Tales From A Twin Mom:

My Twins Don’t Have to Share It ALL!


I’ve often said that in many ways, raising twins can be very similar to raising one child at a time, but many times I see situations arise where it becomes oh so different. Last night as I overheard my twins fighting over a toy in the playroom, it dawned on me that this whole sharing thing is VERY different when it comes to twins. When you have children of different ages, the toys definitely belong to one child or the other, without any room for disagreement. Some toys are just not age appropriate for the younger child, and as a safety precaution you ask the older child to keep it away from them. This toy automatically becomes the sole property of the older sibling, so no argument, right?

This is a whole different story when you have multiples. The age difference is not an excuse, and more than likely they will want to play with the same things – regardless of their gender. So what do you do? Let me tell you what has worked for me and my family and maybe it will have you seeing things differently. I’m no expert, but I do have over 20 years of parenting experience under my belt. Although the majority of that experience has been with singletons, I quickly learned that some of my methods simply would not work with multiples.

My twins shared the womb from day one. They shared a crib, clothing, family members’ laps and even a spoon as babies, but they don’t share everything now. They shouldn’t have to. Just because you were born with someone else does not mean that it’s a free for all in the social arena. So how did I make this happen? How did I define what did and did not have to be shared? Simple. I set boundaries.

Read More: Tales From A Twin Mom: Twice The Love! 4 Ways To Make Life Easier With Newborn Twins

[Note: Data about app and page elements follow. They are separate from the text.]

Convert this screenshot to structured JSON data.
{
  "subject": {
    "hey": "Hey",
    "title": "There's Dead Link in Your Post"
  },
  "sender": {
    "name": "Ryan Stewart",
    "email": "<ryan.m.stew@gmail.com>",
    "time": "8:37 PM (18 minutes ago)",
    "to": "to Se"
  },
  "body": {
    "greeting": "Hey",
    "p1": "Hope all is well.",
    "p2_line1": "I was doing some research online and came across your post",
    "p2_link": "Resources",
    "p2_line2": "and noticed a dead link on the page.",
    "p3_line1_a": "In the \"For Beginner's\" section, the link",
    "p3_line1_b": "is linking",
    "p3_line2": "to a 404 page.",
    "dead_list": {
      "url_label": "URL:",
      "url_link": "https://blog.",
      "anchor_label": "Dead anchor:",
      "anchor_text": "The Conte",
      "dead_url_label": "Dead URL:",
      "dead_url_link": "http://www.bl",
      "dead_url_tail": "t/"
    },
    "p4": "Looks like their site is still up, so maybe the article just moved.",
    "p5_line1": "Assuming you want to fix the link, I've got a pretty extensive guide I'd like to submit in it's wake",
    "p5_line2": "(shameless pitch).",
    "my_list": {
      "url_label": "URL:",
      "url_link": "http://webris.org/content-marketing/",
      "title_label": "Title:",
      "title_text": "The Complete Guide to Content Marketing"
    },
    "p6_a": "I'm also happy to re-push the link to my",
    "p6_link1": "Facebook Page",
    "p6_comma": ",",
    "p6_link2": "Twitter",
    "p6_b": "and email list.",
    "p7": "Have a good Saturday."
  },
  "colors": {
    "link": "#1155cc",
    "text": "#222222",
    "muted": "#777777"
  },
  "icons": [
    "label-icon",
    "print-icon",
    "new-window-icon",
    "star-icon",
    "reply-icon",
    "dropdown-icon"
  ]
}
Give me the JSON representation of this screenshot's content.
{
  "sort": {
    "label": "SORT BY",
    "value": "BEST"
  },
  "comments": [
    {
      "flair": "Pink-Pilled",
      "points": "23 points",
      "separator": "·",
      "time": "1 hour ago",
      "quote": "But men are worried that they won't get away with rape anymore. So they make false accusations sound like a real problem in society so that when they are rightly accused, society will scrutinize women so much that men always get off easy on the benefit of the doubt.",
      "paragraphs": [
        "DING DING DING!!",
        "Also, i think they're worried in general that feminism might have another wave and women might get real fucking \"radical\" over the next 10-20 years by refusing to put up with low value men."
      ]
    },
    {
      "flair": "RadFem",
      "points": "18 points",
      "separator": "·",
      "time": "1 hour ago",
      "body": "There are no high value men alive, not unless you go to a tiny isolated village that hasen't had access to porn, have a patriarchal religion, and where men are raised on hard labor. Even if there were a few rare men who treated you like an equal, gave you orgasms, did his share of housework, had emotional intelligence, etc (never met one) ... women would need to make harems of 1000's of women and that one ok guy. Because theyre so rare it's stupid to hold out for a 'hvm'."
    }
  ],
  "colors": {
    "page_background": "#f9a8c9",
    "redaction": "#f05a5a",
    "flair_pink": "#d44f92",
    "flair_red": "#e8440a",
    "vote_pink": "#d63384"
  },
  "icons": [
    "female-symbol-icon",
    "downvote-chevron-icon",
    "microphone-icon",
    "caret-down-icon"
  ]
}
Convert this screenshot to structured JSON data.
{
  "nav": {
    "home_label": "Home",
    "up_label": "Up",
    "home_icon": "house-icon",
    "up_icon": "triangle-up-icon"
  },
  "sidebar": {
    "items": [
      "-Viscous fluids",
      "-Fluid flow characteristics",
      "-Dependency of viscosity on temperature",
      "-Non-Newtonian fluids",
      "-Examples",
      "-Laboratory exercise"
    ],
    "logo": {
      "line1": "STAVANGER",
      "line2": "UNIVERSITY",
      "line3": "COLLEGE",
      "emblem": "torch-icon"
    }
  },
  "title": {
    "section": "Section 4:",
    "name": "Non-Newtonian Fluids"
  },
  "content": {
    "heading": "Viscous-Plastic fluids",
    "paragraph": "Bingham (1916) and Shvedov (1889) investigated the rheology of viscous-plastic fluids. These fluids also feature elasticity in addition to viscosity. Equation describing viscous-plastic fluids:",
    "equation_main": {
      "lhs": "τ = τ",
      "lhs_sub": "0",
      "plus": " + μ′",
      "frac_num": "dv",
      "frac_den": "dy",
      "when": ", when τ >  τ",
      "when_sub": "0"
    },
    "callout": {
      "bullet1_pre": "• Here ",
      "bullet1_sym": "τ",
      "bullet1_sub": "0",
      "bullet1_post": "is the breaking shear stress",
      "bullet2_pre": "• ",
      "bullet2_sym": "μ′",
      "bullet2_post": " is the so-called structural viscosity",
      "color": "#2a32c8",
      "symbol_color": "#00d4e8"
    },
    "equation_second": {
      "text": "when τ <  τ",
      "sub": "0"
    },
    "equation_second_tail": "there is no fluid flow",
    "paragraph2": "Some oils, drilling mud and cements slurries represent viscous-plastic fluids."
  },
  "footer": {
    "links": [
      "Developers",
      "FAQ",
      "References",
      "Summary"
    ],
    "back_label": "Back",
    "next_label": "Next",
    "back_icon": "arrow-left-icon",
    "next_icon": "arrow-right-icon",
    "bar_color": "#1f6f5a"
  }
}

In my home we have a playroom. The children know that everything that is in the playroom has to be shared. If there is something that they don’t wish to share, this item must be stored in their room from day one. If they decide later that they don’t mind sharing the item, they can choose to take it down to the playroom. If you’re wondering if this system gets complicated – it doesn’t. The girls know that all their playdates and neighborhood friends play in the playroom when they come over. Only a select few of those friends actually play in their bedroom. If a friend wants to play with a toy that is a non-sharable item, I simply take the item and explain to the child that this is (X)’s special toy. I usually follow up by explaining that they share most things, but others are just special. To the point and effective. If you don’t have a playroom and they share a room, give them their own storage containers. Explain to them that this is for their special things. Things that they can choose to share-or not. Either way, it is their box and no one will be mad if they don’t share those items. If their twin wants to play with something that is in that box they must ask first; and if the answer is “no,” then so be it. It’s their special stash over which they have sole ownership; and their decision to share the item must be respected.

Related: 10 From GEM: 10 Ways To Teach Your Kids Compassion

Everyone should have their own special things, and twins should not be the exception. They should know that they can have their own individual items, and that they have the right to keep those items from others. Am I raising selfish children? I highly doubt it. The majority of the toys are in the playroom and they share those items very well. I think that this method not only teaches them about having boundaries but it also teaches them respect for other people’s property. I’ve also noticed that they are learning what it takes to get the other to share the special things they may be a bit jealous of. I say, if it helps them treat each other a little nicer, then all the better! Do they fight for toys sometimes? Absolutely – and guess what? That’s fine. That just means they’re normal.

What are your thoughts? Do your twins have to share everything?